[Source records]

────

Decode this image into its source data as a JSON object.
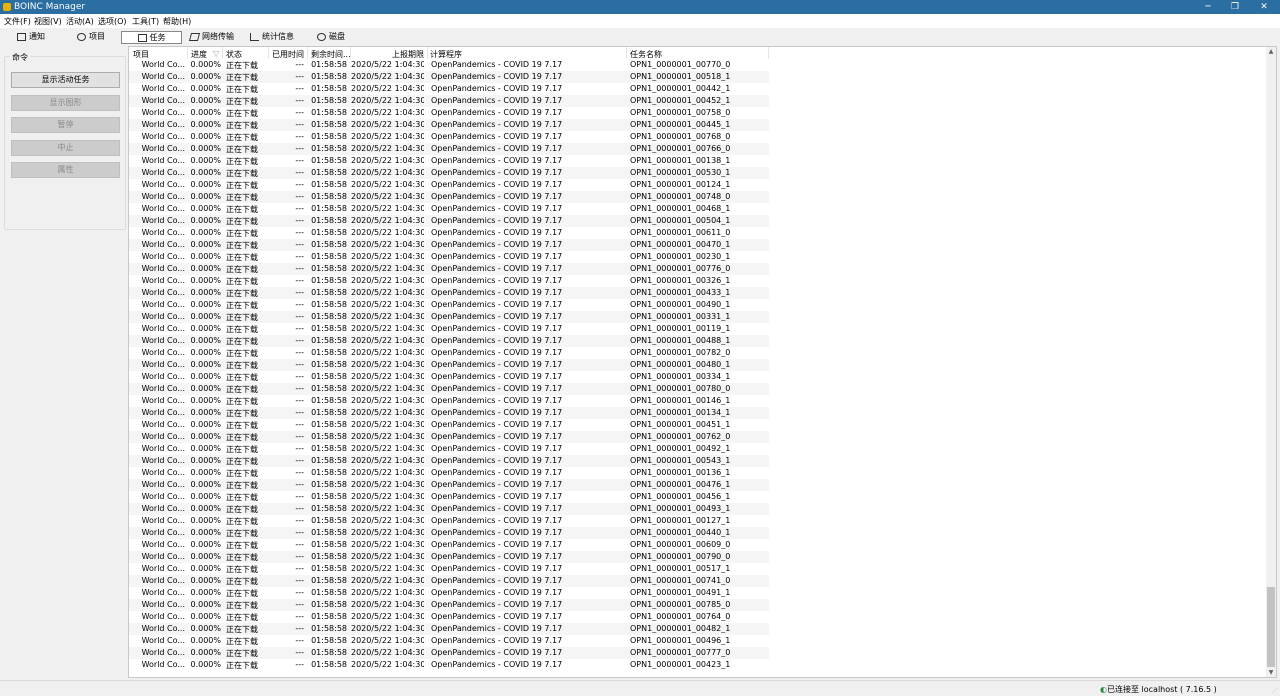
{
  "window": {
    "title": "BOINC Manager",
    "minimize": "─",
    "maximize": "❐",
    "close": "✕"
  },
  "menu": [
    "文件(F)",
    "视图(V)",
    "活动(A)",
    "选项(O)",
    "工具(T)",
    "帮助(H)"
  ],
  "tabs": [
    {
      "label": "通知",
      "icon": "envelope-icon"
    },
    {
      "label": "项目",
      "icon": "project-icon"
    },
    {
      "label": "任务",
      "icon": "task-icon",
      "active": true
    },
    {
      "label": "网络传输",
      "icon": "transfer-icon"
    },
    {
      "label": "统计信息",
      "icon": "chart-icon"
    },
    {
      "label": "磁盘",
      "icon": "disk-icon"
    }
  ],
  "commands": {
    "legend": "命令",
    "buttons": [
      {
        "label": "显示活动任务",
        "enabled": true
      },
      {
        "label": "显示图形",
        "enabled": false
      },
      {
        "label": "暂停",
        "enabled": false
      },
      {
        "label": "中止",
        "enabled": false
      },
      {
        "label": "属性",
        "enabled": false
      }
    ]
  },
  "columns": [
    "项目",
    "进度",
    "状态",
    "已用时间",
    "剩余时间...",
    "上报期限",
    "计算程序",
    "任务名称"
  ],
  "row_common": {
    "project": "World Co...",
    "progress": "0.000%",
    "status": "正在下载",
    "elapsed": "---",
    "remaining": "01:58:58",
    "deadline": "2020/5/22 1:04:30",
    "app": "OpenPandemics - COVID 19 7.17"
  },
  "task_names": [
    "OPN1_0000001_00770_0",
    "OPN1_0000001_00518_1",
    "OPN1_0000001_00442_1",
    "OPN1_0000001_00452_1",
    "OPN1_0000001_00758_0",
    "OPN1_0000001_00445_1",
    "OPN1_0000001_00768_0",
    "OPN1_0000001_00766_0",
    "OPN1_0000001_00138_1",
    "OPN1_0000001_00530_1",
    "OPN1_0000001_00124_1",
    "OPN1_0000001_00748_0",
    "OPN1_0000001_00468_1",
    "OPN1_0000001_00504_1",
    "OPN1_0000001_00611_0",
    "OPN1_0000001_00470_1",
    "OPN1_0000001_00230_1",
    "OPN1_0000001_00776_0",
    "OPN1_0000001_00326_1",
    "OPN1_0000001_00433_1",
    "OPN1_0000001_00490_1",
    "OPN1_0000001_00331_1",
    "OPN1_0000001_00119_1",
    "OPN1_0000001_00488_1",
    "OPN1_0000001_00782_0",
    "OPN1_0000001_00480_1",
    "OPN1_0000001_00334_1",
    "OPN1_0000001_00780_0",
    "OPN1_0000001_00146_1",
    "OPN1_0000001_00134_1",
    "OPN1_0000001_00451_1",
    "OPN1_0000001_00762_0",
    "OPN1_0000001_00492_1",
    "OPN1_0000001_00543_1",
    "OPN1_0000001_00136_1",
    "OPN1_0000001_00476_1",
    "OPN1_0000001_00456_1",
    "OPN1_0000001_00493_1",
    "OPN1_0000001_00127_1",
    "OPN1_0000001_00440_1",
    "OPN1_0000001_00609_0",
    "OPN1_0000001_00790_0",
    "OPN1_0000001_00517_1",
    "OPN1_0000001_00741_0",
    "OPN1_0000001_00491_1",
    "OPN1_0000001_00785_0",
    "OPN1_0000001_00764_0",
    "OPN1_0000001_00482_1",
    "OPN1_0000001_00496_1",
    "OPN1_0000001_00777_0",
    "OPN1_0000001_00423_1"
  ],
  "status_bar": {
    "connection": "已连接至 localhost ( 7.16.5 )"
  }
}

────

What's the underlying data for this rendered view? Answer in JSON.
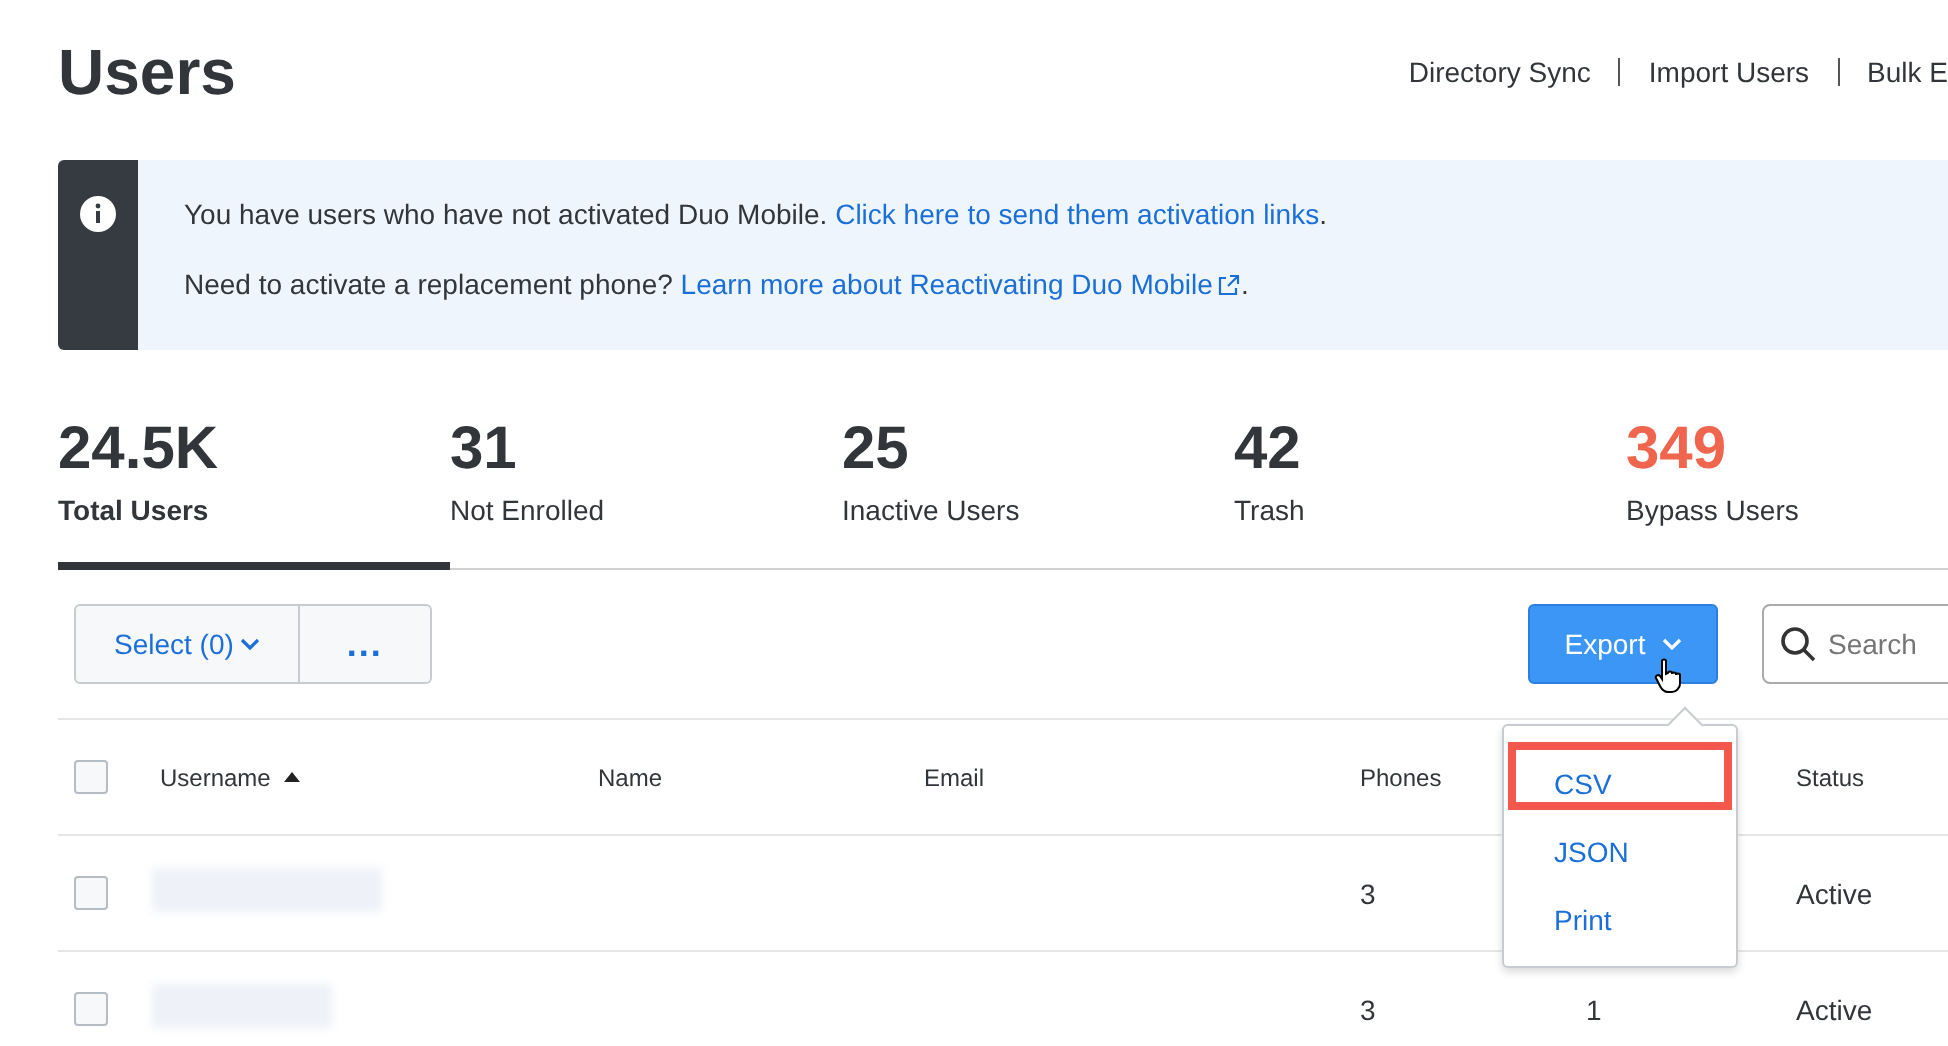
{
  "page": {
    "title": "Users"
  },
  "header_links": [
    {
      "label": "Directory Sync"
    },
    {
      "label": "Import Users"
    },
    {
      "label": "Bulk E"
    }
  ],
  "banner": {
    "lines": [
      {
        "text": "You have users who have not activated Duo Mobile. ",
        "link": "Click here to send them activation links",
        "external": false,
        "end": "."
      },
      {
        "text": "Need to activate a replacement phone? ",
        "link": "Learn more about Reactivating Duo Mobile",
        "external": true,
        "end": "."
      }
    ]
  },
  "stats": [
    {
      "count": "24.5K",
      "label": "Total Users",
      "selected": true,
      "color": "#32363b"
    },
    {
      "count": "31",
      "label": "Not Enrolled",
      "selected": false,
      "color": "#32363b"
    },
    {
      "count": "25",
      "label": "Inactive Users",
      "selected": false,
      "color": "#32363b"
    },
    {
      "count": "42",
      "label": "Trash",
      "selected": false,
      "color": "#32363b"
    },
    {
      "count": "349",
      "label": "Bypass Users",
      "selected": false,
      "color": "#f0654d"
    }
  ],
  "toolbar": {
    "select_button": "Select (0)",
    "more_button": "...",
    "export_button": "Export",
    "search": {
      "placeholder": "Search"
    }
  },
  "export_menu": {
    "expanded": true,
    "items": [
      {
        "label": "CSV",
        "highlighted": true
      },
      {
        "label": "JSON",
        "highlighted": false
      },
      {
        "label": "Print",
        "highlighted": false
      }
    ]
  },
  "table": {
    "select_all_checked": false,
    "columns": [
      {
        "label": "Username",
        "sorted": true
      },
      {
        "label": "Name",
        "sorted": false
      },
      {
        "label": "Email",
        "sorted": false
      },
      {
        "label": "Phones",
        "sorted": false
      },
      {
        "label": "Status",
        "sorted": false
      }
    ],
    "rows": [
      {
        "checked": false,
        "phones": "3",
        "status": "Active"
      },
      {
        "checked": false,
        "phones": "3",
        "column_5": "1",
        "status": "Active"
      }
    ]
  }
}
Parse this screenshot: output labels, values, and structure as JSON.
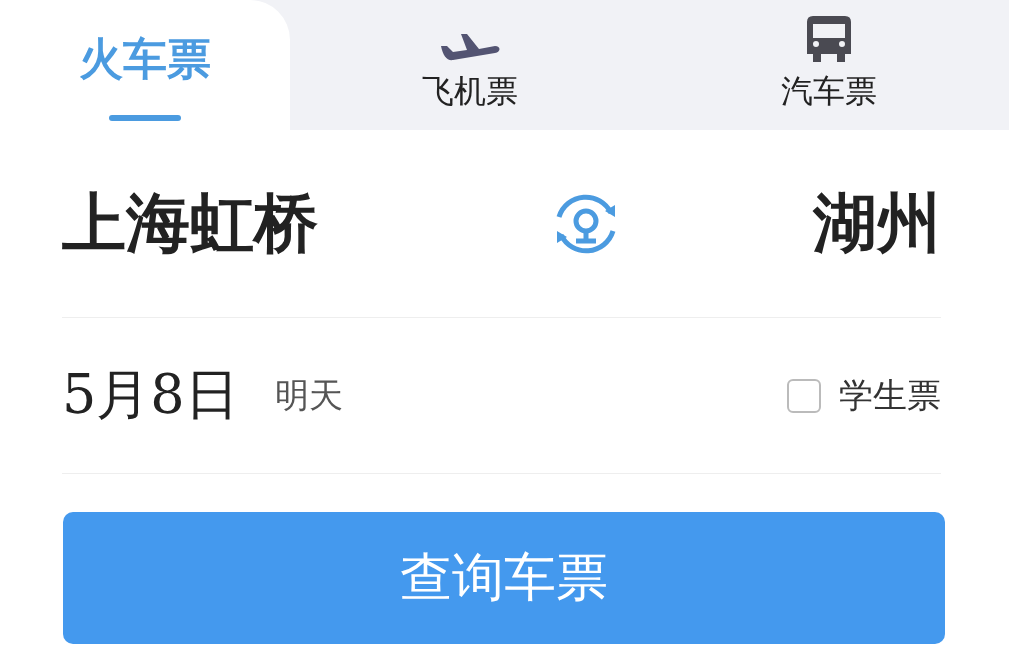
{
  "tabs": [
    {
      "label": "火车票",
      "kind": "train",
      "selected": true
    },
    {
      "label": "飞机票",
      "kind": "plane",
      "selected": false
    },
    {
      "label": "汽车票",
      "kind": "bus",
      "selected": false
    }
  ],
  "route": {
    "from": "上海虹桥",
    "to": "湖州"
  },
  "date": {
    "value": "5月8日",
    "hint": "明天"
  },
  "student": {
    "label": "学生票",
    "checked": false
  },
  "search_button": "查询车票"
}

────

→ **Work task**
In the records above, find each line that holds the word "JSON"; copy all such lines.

→ **Expected answer**
Decode this image into its source data as a JSON object.
What's the underlying data for this rendered view? Answer in JSON.
        "label": "JSON",
Parse this screenshot: output labels, values, and structure as JSON.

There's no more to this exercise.